# What is needed
Below are the records; copy out every line that holds the word "title".

# Extracted data
──────────

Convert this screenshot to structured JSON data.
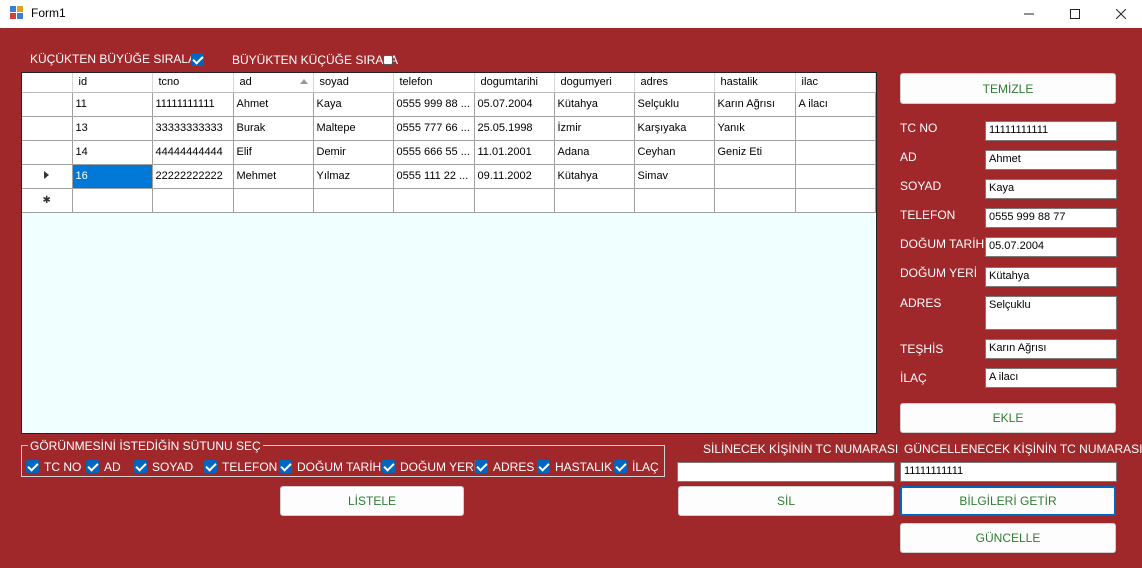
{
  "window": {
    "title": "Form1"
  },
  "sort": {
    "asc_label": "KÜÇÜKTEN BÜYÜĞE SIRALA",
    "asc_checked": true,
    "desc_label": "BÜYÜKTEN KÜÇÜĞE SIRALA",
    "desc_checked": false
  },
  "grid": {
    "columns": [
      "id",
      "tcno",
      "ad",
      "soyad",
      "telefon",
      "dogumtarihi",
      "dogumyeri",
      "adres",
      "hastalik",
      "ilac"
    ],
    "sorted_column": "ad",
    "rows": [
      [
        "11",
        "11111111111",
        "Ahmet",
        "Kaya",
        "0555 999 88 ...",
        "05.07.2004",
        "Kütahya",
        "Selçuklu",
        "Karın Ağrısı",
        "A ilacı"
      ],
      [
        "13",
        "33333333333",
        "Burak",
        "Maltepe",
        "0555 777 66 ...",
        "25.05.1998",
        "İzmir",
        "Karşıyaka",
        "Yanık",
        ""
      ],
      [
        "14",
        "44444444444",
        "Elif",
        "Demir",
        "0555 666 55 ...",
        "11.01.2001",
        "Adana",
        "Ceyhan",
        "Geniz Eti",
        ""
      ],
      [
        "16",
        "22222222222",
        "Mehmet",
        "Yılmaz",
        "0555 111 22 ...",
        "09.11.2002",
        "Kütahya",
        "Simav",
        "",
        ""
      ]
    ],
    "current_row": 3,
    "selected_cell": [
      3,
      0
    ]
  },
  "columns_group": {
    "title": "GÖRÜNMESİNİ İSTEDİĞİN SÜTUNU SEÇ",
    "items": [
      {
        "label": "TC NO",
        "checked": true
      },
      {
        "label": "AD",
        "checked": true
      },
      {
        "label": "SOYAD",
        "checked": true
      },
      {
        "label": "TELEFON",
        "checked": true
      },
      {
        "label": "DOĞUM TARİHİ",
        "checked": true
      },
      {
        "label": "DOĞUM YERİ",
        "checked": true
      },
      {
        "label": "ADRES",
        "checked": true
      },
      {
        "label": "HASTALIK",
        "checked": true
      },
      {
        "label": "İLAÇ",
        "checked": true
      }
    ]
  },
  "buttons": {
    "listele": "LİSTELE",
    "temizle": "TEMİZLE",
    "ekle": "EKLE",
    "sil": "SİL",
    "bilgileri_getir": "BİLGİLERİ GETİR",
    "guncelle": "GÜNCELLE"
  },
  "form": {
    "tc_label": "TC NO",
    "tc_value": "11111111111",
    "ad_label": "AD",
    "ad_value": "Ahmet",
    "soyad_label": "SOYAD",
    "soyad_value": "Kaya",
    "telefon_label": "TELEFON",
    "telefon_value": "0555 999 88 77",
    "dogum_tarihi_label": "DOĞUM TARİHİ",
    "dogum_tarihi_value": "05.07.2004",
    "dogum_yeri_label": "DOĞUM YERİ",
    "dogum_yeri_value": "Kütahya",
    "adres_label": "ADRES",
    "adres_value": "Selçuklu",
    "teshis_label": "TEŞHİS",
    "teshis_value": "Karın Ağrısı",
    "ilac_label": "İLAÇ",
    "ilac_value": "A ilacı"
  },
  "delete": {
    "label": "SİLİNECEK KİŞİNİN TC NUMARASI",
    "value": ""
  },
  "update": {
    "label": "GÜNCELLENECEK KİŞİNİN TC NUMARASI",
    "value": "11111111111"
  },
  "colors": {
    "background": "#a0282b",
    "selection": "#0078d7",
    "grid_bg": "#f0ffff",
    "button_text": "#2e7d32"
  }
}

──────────

# Result of this task
    "title": "Form1"
    "title": "GÖRÜNMESİNİ İSTEDİĞİN SÜTUNU SEÇ",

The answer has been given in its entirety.